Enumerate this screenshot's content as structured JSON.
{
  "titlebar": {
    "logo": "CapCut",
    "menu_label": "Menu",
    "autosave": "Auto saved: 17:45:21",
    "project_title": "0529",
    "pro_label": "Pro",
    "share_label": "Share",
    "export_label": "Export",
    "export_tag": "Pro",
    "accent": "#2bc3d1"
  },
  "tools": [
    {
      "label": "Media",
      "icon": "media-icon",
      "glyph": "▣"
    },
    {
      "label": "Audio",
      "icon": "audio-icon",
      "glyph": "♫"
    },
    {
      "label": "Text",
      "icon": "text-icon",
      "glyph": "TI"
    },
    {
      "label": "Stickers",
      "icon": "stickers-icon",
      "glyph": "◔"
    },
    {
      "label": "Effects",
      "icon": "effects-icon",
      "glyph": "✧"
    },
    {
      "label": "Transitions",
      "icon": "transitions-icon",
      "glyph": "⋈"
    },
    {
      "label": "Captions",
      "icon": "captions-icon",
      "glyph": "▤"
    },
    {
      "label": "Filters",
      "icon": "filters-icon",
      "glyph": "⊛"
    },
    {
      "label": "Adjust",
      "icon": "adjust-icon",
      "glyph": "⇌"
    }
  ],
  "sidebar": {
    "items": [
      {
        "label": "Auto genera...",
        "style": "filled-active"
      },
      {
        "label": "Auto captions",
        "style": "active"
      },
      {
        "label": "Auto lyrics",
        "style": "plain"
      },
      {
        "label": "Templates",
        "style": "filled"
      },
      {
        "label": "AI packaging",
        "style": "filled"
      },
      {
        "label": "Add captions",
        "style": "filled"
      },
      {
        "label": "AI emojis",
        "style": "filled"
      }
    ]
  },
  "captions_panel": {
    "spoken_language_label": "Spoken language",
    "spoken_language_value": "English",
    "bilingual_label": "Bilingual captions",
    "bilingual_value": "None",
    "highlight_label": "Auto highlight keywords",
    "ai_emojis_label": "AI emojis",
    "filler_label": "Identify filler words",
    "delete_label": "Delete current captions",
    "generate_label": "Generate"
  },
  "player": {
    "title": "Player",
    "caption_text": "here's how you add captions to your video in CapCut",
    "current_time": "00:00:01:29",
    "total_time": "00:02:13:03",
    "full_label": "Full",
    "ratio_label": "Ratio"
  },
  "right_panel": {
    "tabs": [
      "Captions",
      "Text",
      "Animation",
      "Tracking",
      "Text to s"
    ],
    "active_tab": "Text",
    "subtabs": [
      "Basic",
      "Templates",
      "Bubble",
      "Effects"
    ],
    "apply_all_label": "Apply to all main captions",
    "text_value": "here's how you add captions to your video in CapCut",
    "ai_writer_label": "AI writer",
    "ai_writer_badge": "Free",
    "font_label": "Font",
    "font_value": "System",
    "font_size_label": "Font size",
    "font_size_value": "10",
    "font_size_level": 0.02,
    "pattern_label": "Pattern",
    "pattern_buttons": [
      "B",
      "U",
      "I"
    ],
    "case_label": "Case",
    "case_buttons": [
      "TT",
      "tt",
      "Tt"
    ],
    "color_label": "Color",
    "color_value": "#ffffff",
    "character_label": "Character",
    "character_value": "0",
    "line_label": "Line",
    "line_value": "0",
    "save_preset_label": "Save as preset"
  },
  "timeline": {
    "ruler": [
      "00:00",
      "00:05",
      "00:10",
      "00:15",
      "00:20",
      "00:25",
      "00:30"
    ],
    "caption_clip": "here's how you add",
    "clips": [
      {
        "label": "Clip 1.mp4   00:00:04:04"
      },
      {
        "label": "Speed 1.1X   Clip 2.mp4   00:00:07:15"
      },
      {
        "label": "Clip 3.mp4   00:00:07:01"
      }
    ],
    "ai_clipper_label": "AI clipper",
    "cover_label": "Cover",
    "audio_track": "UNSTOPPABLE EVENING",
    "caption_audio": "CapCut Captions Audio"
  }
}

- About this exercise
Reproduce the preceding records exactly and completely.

- Exercise result
Enumerate this screenshot's content as structured JSON.
{
  "titlebar": {
    "logo": "CapCut",
    "menu_label": "Menu",
    "autosave": "Auto saved: 17:45:21",
    "project_title": "0529",
    "pro_label": "Pro",
    "share_label": "Share",
    "export_label": "Export",
    "export_tag": "Pro",
    "accent": "#2bc3d1"
  },
  "tools": [
    {
      "label": "Media",
      "icon": "media-icon",
      "glyph": "▣"
    },
    {
      "label": "Audio",
      "icon": "audio-icon",
      "glyph": "♫"
    },
    {
      "label": "Text",
      "icon": "text-icon",
      "glyph": "TI"
    },
    {
      "label": "Stickers",
      "icon": "stickers-icon",
      "glyph": "◔"
    },
    {
      "label": "Effects",
      "icon": "effects-icon",
      "glyph": "✧"
    },
    {
      "label": "Transitions",
      "icon": "transitions-icon",
      "glyph": "⋈"
    },
    {
      "label": "Captions",
      "icon": "captions-icon",
      "glyph": "▤"
    },
    {
      "label": "Filters",
      "icon": "filters-icon",
      "glyph": "⊛"
    },
    {
      "label": "Adjust",
      "icon": "adjust-icon",
      "glyph": "⇌"
    }
  ],
  "sidebar": {
    "items": [
      {
        "label": "Auto genera...",
        "style": "filled-active"
      },
      {
        "label": "Auto captions",
        "style": "active"
      },
      {
        "label": "Auto lyrics",
        "style": "plain"
      },
      {
        "label": "Templates",
        "style": "filled"
      },
      {
        "label": "AI packaging",
        "style": "filled"
      },
      {
        "label": "Add captions",
        "style": "filled"
      },
      {
        "label": "AI emojis",
        "style": "filled"
      }
    ]
  },
  "captions_panel": {
    "spoken_language_label": "Spoken language",
    "spoken_language_value": "English",
    "bilingual_label": "Bilingual captions",
    "bilingual_value": "None",
    "highlight_label": "Auto highlight keywords",
    "ai_emojis_label": "AI emojis",
    "filler_label": "Identify filler words",
    "delete_label": "Delete current captions",
    "generate_label": "Generate"
  },
  "player": {
    "title": "Player",
    "caption_text": "here's how you add captions to your video in CapCut",
    "current_time": "00:00:01:29",
    "total_time": "00:02:13:03",
    "full_label": "Full",
    "ratio_label": "Ratio"
  },
  "right_panel": {
    "tabs": [
      "Captions",
      "Text",
      "Animation",
      "Tracking",
      "Text to s"
    ],
    "active_tab": "Text",
    "subtabs": [
      "Basic",
      "Templates",
      "Bubble",
      "Effects"
    ],
    "apply_all_label": "Apply to all main captions",
    "text_value": "here's how you add captions to your video in CapCut",
    "ai_writer_label": "AI writer",
    "ai_writer_badge": "Free",
    "font_label": "Font",
    "font_value": "System",
    "font_size_label": "Font size",
    "font_size_value": "10",
    "font_size_level": 0.02,
    "pattern_label": "Pattern",
    "pattern_buttons": [
      "B",
      "U",
      "I"
    ],
    "case_label": "Case",
    "case_buttons": [
      "TT",
      "tt",
      "Tt"
    ],
    "color_label": "Color",
    "color_value": "#ffffff",
    "character_label": "Character",
    "character_value": "0",
    "line_label": "Line",
    "line_value": "0",
    "save_preset_label": "Save as preset"
  },
  "timeline": {
    "ruler": [
      "00:00",
      "00:05",
      "00:10",
      "00:15",
      "00:20",
      "00:25",
      "00:30"
    ],
    "caption_clip": "here's how you add",
    "clips": [
      {
        "label": "Clip 1.mp4   00:00:04:04"
      },
      {
        "label": "Speed 1.1X   Clip 2.mp4   00:00:07:15"
      },
      {
        "label": "Clip 3.mp4   00:00:07:01"
      }
    ],
    "ai_clipper_label": "AI clipper",
    "cover_label": "Cover",
    "audio_track": "UNSTOPPABLE EVENING",
    "caption_audio": "CapCut Captions Audio"
  }
}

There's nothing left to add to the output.